Summer’s winding down, but Marissa and I are swamped with deadlines and family demands. We’ve written so much about nineteenth century vacation spots this summer that we’ve decided to take a little vacation ourselves! This will be the last post until after Labor Day. Expect to see Marissa back at her desk on September 6. And September is birthday month at Nineteenteen, so expect some fun surprises as well.
For now, I’d like to talk about covers. Covers? Yes, really, book covers. We’ve talked before about where a young lady in nineteenth century London would have gone to purchase a book and what that book would have looked like. If you bought the new title page and folios for Jane Austen’s latest (written then “by a Lady”), you’d take them to a bookbinder and have them set up with covers and spine. Then, of course, your choice was various colors of calf’s skin and other types of leather. Take, for example, the picture of this first edition, with tan covers, black leather insets on the spine, and gilded lettering.

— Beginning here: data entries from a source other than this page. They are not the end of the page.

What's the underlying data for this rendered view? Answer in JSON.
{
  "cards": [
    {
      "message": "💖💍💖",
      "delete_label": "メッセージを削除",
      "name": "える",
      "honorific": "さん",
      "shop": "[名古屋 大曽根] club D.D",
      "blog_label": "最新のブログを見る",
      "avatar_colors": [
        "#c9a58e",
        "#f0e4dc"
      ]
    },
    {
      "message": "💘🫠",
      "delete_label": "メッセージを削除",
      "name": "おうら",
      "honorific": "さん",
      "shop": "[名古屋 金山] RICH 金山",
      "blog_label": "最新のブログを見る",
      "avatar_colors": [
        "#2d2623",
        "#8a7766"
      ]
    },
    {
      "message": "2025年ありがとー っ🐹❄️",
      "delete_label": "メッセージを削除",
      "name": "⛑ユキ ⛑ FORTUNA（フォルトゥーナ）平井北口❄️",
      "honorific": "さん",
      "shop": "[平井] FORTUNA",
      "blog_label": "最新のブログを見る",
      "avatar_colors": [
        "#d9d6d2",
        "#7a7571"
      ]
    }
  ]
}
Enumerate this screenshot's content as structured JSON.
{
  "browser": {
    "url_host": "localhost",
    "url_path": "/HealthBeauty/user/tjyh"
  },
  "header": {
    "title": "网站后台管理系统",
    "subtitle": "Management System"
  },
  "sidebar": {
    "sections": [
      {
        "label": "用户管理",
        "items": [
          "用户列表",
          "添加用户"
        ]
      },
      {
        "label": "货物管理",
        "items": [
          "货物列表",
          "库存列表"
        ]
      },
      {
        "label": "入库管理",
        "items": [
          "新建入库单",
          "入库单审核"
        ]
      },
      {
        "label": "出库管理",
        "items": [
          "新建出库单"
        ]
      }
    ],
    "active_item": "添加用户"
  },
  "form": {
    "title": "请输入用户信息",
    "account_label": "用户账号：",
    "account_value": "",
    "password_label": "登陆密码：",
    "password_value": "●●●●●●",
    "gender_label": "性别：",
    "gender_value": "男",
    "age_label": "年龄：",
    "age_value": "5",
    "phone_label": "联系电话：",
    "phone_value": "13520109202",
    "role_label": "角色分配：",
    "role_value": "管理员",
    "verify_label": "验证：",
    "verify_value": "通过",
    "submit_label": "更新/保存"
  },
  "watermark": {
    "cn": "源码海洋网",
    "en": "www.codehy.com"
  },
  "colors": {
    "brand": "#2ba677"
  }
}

I am fortunate to own one book, in two volumes, that dates from 1809: John Harriott’s Struggles Through Life. Though the cover has seen better days (hey, they’re over a 100!), you can see that it was once a nice brown leather with red insets on the spine.
Now, of course, our books have more options. Marissa’s hardbacks have wonderful paper covers of paintings of her twin heroines. Paperbacks have even more leeway, with the possibilities of step backs (a picture inside the cover as well as on the front), embossing, and cutouts. That means, however, that cover artists have to be employed to bring the essence of the novel to life on the cover.
Rarely is an author able to sit down with the artist and talk about the novel. At best (and Love Inspired in among the best, in my experience), you can provide examples: pictures of settings, perhaps even swatches of fabrics for gowns. Alas, authors are often word creatures; no matter our best intentions, what we describe often doesn’t translate well to the visual medium of a cover. (That’s part of the joy of reading—the story is transformed in each reader’s mind.) But sometimes, it all comes together.
You know I was pretty thrilled with the cover of my June release, The Irresistible Earl. I’m even more delighted with the one for November’s release, An Honorable Gentleman. In my fact sheet that goes to the artists, I said my hero looked a bit like Brandon Routh, and I suggested it might be nice to have him gazing out over his new estate in the Lake District. You saw some of its beauty in last week’s post. Here’s the result:
I think they captured it pretty well. A friend even went so far to say it was a pretty “hot” cover for an inspirational romance. :)
This month, however, I had a unique opportunity. I decided I wanted a new cover for my oldest book, The Unflappable Miss Fairchild, which is available as an e-book reprint through Belgrave House’s Regency Reads line. I convinced my publisher to let me take it to a new e-book cover designer, Iconic Shadows. One of the main photographers is an avid reader and a fan of my books, so I knew she “got” me and my stories. She interviewed me about my hero and heroine, settings of the book, the tone and feel, what I wanted the cover to achieve, and other aspects. Then she did a photo shoot. Here’s the result:
The heroine is spot on, the background perfect. I love the fresh, upbeat feel of it.
I must say, though, that I’m curious about how others will take these covers. After all, I know the story inside them; a reader picking them up (or perusing online) won’t have that knowledge. What do you think, about either cover? Would they encourage you to make a purchase? What do you like or dislike about them? What kinds of covers cause you to pick up an author you’ve never heard of before?
I’ll be about the next two weeks and will try to respond to any comments. Until September—happy reading!